William F. Lyell
|William F. Lyell|
Medal of Honor recipient
February 14, 1929|
Hickman County, Tennessee
August 31, 1951 22) (aged|
Near Chup'a-ri, Korea
|Allegiance||United States of America|
|Service/||United States Army|
|Years of service||1950 - 1951|
|Unit||Company F, 17th Infantry Regiment, 7th Infantry Division|
Medal of Honor|
William Franklin Lyell (February 14, 1929 - August 31, 1951) was a soldier in the United States Army during the Korean War. He posthumously received the Medal of Honor for his actions on August 31, 1951.
Lyell joined the Army from Old Hickory, Tennessee in 1950.
Medal of Honor citation
Place and date: Near Chup'a-ri, Korea, August 31, 1951
G.O. No.: 4, January 9, 1953.
Cpl. Lyell, a member of Company F, distinguished himself by conspicuous gallantry and outstanding courage above and beyond the call of duty in action against the enemy. When his platoon leader was killed, Cpl. Lyell assumed command and led his unit in an assault on strongly fortified enemy positions located on commanding terrain. When his platoon came under vicious, raking fire which halted the forward movement, Cpl. Lyell seized a 57mm. recoilless rifle and unhesitatingly moved ahead to a suitable firing position from which he delivered deadly accurate fire completely destroying an enemy bunker, killing its occupants. He then returned to his platoon and was resuming the assault when the unit was again subjected to intense hostile fire from 2 other bunkers. Disregarding his personal safety, armed with grenades he charged forward hurling grenades into 1 of the enemy emplacements, and although painfully wounded in this action he pressed on destroying the bunker and killing 6 of the foe. He then continued his attack against a third enemy position, throwing grenades as he ran forward, annihilating 4 enemy soldiers.

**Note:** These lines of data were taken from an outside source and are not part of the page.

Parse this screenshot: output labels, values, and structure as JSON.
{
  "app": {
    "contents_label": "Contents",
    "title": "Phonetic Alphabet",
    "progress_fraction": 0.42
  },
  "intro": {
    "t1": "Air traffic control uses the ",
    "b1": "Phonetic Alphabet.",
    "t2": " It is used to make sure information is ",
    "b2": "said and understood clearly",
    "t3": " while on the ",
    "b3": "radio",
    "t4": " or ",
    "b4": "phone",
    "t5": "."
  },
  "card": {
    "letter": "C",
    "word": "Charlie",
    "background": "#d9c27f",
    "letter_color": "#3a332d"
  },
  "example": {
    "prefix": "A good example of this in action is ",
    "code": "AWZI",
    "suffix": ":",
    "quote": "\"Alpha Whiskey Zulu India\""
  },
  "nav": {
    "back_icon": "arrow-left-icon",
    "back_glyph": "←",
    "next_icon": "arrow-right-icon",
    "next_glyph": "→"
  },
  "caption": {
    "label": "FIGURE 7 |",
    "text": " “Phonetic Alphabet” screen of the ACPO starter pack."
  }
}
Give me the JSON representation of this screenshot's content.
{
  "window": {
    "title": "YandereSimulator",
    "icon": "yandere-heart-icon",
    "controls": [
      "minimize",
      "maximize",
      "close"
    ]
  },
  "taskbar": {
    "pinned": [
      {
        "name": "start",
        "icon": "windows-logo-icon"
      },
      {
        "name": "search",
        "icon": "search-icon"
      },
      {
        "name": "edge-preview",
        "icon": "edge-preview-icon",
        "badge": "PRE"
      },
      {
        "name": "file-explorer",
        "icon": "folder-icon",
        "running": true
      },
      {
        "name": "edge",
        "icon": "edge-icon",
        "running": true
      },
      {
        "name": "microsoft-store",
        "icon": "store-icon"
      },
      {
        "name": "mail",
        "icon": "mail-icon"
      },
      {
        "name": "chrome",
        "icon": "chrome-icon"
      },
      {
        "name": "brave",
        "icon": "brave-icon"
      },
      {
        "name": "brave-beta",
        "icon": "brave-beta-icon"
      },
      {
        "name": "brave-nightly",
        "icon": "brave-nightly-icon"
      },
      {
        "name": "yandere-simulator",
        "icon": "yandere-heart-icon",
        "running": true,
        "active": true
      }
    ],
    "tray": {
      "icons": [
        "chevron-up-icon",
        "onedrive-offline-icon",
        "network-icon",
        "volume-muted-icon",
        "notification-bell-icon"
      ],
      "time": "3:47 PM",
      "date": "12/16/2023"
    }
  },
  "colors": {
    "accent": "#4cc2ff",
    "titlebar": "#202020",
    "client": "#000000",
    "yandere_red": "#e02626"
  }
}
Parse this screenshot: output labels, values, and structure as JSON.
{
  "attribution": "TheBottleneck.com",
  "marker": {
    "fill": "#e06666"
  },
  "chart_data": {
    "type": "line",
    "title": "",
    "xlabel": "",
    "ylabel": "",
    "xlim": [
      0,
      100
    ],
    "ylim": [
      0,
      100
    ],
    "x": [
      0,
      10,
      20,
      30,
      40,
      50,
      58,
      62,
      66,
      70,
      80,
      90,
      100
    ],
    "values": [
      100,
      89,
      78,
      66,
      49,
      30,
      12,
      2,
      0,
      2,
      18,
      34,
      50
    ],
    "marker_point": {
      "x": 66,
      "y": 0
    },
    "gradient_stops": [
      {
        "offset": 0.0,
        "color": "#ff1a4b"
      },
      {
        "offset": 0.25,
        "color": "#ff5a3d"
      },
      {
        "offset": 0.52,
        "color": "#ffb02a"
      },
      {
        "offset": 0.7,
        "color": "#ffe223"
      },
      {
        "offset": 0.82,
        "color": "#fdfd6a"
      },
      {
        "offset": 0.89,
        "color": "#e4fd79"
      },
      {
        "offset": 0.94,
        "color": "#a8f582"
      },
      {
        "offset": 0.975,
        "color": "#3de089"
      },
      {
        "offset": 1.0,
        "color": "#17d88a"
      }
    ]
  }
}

He then led his platoon to the north slope of the hill where positions were occupied from which effective fire was delivered against the enemy in support of friendly troops moving up. Fearlessly exposing himself to enemy fire, he continuously moved about directing and encouraging his men until he was mortally wounded by enemy mortar fire. Cpl. Lyell's extraordinary heroism, indomitable courage, and aggressive leadership reflect great credit on himself and are in keeping with the highest traditions of the military service.
This article incorporates public domain material from websites or documents of the United States Army Center of Military History.